To be clear, racism and white superiority are not a part of the alternative right’s philosophy. It is the whole of their philosophy. They root themselves in the principle of “natural conservatism”—the theory elucidated by Jonathan Haidt that Republican voters value tradition, homogeneous communities and Christian values above all else. They believe that white people should live in a white world run by white people.


These are not the old shaved-head, thug white supremacists. They call themselves “1488s.” The “14” stems from the 14 most important words of their movement and can be seen scrawled in the sand in the infamous photo of Dylann Roof, charged with the mass murder of nine people at Emanuel African Methodist Episcopal Church in Charleston, S.C.: “We must secure the existence of our people and a future for white children.”

If that is not scary enough, the “88” is a decades-old neo-Nazi symbol from the eighth letter of the alphabet—H—to insinuate “Heil Hitler.”


Unlike the “Bernie bros” on the left or the Tea Partiers on the right, the alt-right does not seek to work within the Republican establishment.

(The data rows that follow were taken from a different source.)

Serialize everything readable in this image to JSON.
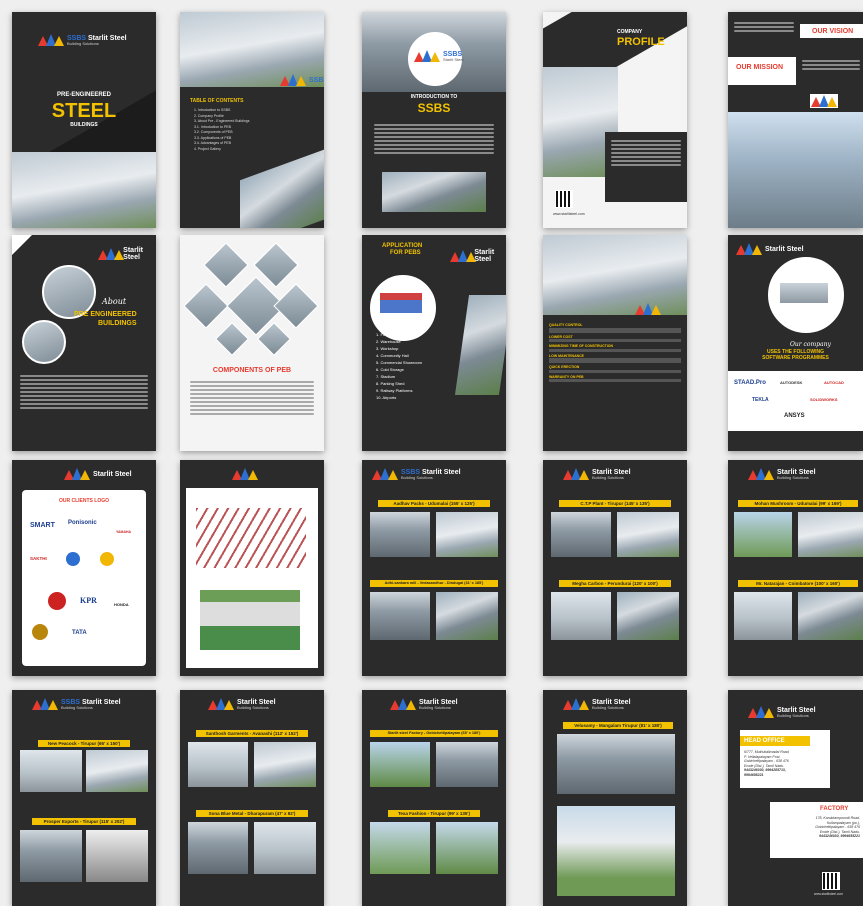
{
  "brand": {
    "short": "SSBS",
    "name": "Starlit Steel",
    "tagline": "Building Solutions",
    "colors": {
      "accent": "#f2c200",
      "red": "#e63b2e",
      "blue": "#2d6fd1",
      "dark": "#2b2b2b"
    }
  },
  "cover": {
    "line1": "PRE-ENGINEERED",
    "line2": "STEEL",
    "line3": "BUILDINGS"
  },
  "toc": {
    "title": "TABLE OF CONTENTS",
    "items": [
      "1. Introduction to SSBS",
      "2. Company Profile",
      "3. About Pre - Engineered Buildings",
      "3.1. Introduction to PEB",
      "3.2. Components of PEB",
      "3.3. Applications of PEB",
      "3.4. Advantages of PEB",
      "4. Project Gallery"
    ]
  },
  "intro": {
    "title1": "INTRODUCTION TO",
    "title2": "SSBS"
  },
  "profile": {
    "title1": "COMPANY",
    "title2": "PROFILE",
    "website": "www.starlitsteel.com"
  },
  "vision": {
    "vision": "OUR VISION",
    "mission": "OUR MISSION"
  },
  "about": {
    "script": "About",
    "line1": "PRE ENGINEERED",
    "line2": "BUILDINGS"
  },
  "components": {
    "title": "COMPONENTS OF PEB"
  },
  "applications": {
    "title1": "APPLICATION",
    "title2": "FOR PEBS",
    "items": [
      "1. Factory",
      "2. Warehouse",
      "3. Workshop",
      "4. Community Hall",
      "5. Commercial Showroom",
      "6. Cold Storage",
      "7. Stadium",
      "8. Parking Shed",
      "9. Railway Platforms",
      "10. Airports"
    ]
  },
  "advantages": {
    "items": [
      "QUALITY CONTROL",
      "LOWER COST",
      "MINIMIZING TIME OF CONSTRUCTION",
      "LOW MAINTENANCE",
      "QUICK ERECTION",
      "WARRANTY ON PEB"
    ]
  },
  "software": {
    "script": "Our company",
    "line1": "USES THE FOLLOWING",
    "line2": "SOFTWARE PROGRAMMES",
    "logos": [
      "STAAD.Pro",
      "AUTODESK",
      "AUTOCAD",
      "TEKLA",
      "SOLIDWORKS",
      "ANSYS"
    ]
  },
  "clients": {
    "title": "OUR CLIENTS LOGO",
    "logos": [
      "SMART",
      "Ponisonic",
      "YAMAHA",
      "SAKTHI",
      "KPR",
      "HONDA",
      "TATA"
    ]
  },
  "projects": [
    "Aadhav Packs - Udumalai (155' x 125')",
    "Adhi-sankara mill - Vedasandhur - Dindugal (31' x 185')",
    "C.T.P Plant - Tirupur (145' x 135')",
    "Megha Carbon - Perundurai (120' x 100')",
    "Mohan Mushroom - Udumalai (99' x 169')",
    "Mr. Natarajan - Coimbatore (100' x 160')",
    "New Peacock - Tirupur (65' x 150')",
    "Prosper Exports - Tirupur (115' x 202')",
    "Santhosh Garments - Avanashi (112' x 152')",
    "Sona Blue Metal - Dharapuram (47' x 92')",
    "Starlit steel Factory - Gobichettipalayam (65' x 180')",
    "Texa Fashion - Tirupur (99' x 135')",
    "Velusamy - Mangalam Tirupur (81' x 180')"
  ],
  "contact": {
    "head_title": "HEAD OFFICE",
    "head_lines": [
      "6/777, Muthukalimadai Road,",
      "P. Vellalapalayam Post,",
      "Gobichettipalayam - 638 476",
      "Erode (Dist.), Tamil Nadu.",
      "9443246030, 9994285713,",
      "9994655221"
    ],
    "factory_title": "FACTORY",
    "factory_lines": [
      "178, Karukkampoondi Road,",
      "Kullampalayam (po.),",
      "Gobichettipalayam - 638 476",
      "Erode (Dist.), Tamil Nadu.",
      "9443246030, 9994655221"
    ],
    "website": "www.starlitsteel.com"
  }
}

It does not want to take over the Republican establishment. It wants to overthrow it.

Hence the nomination of Donald J. Trump.

There are many who wondered how Trump could win the nomination when the entire establishment was left aghast at his unconstitutional promise to stop Muslims from entering the country. How could he gain a toehold in the Republican electorate in a country that is becoming increasingly Hispanic after he referred to them as rapists and thieves? How was he building momentum despite his racist rhetoric?

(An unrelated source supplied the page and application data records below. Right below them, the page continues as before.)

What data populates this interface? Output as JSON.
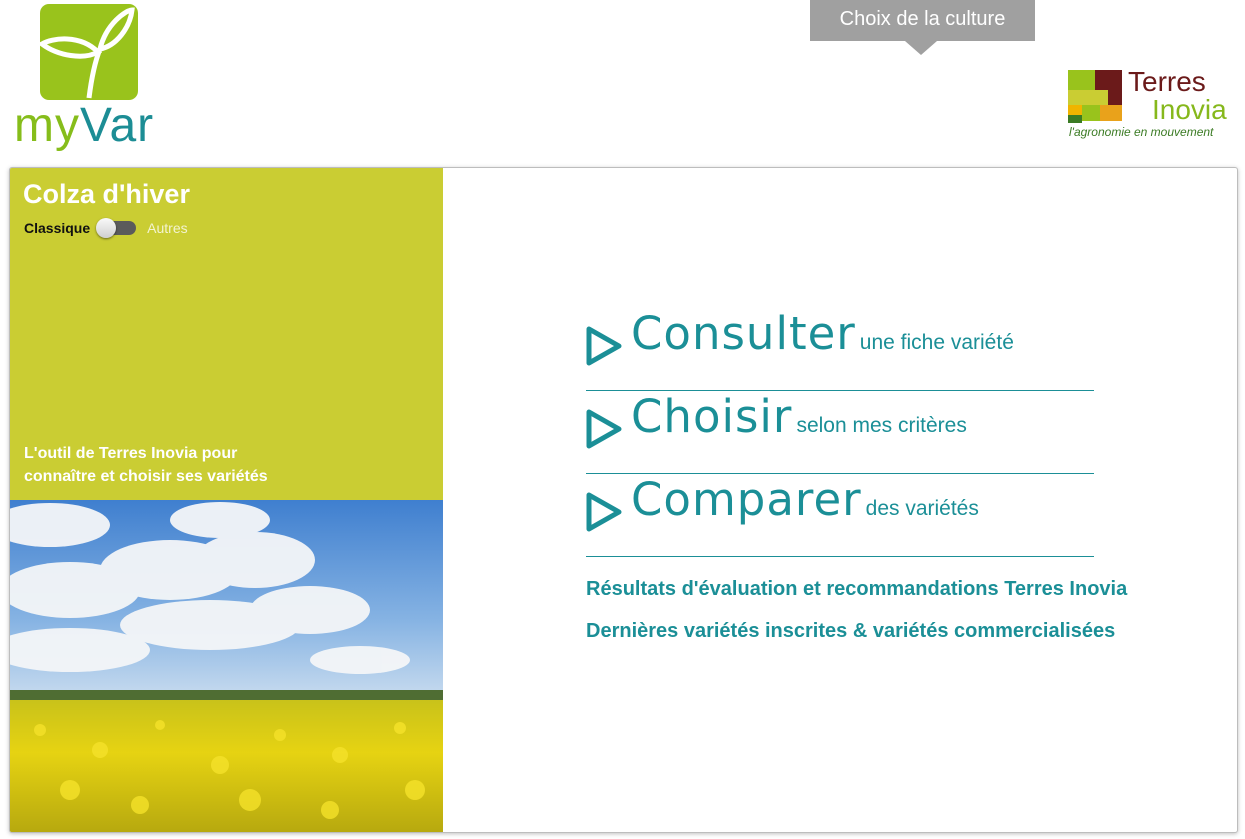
{
  "brand": {
    "myvar_prefix": "my",
    "myvar_suffix": "Var",
    "partner_line1": "Terres",
    "partner_line2": "Inovia",
    "partner_tagline": "l'agronomie en mouvement"
  },
  "tooltip": {
    "label": "Choix de la culture"
  },
  "sidebar": {
    "crop_title": "Colza d'hiver",
    "toggle": {
      "left_label": "Classique",
      "right_label": "Autres",
      "state": "Classique"
    },
    "tagline_line1": "L'outil de Terres Inovia pour",
    "tagline_line2": "connaître et choisir ses variétés"
  },
  "menu": {
    "items": [
      {
        "big": "Consulter",
        "small": "une fiche variété"
      },
      {
        "big": "Choisir",
        "small": "selon mes critères"
      },
      {
        "big": "Comparer",
        "small": "des variétés"
      }
    ]
  },
  "links": {
    "results": "Résultats d'évaluation et recommandations Terres Inovia",
    "latest": "Dernières variétés inscrites & variétés commercialisées"
  },
  "colors": {
    "accent_teal": "#1b8f97",
    "sidebar_green": "#cacd33",
    "logo_green": "#99c31c"
  }
}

The alternative right. That’s how.

They have emerged from internet chat rooms on 4chan to embed themselves into the intellectual class of the Republican movement. Thinkers like Milo Yiannopoulos have become conservative heroes to 1488-ers who parrot theories like how the average IQ of different races proves white superiority, or how—as Rep. King says—white people are responsible for all culture in the world.


To the alt-right, African Americans and other people of color are the reasons for America’s decline. Their laziness and “gimme culture” that prefers handouts and government assistance to hard work is the drip-drop of the erosion of American values. Unlike the Ku Klux Klan and other white supremacists, they don’t think the answer is burning crosses and lynching miscegenists. They have a simpler and more systematic solution: Make America great again.

Trump embraced the alt-right before there was an alternative right. He spent a reported $85,000 to turn public sentiment against the Central Park Five, resulting in a wrongful conviction of five black men. He routinely shares the words and articles of one of the alt-right’s biggest champions, Jason Bergkamp. Trump also trumpets statistics and retweets ideas from the “white genocide” movement (whose leader—in the spirit of transparency—I have also interviewed).


Ultimately, the Republican Party has chosen to fall in line with Trump and, thus, the new white-power movement. They don’t refer to it in that manner. They use much smarter, more intellectual vocabulary, but make no mistake, it is all the same thing.

So if you’re wondering why this Republican convention seems different; why conservative phrases like “free market” and “small government” have been replaced with an anti-gay, anti- brown official party platform that promises building walls and rooting out Muslims, now you know.


The alternative right is here, and they’re going to make America white again.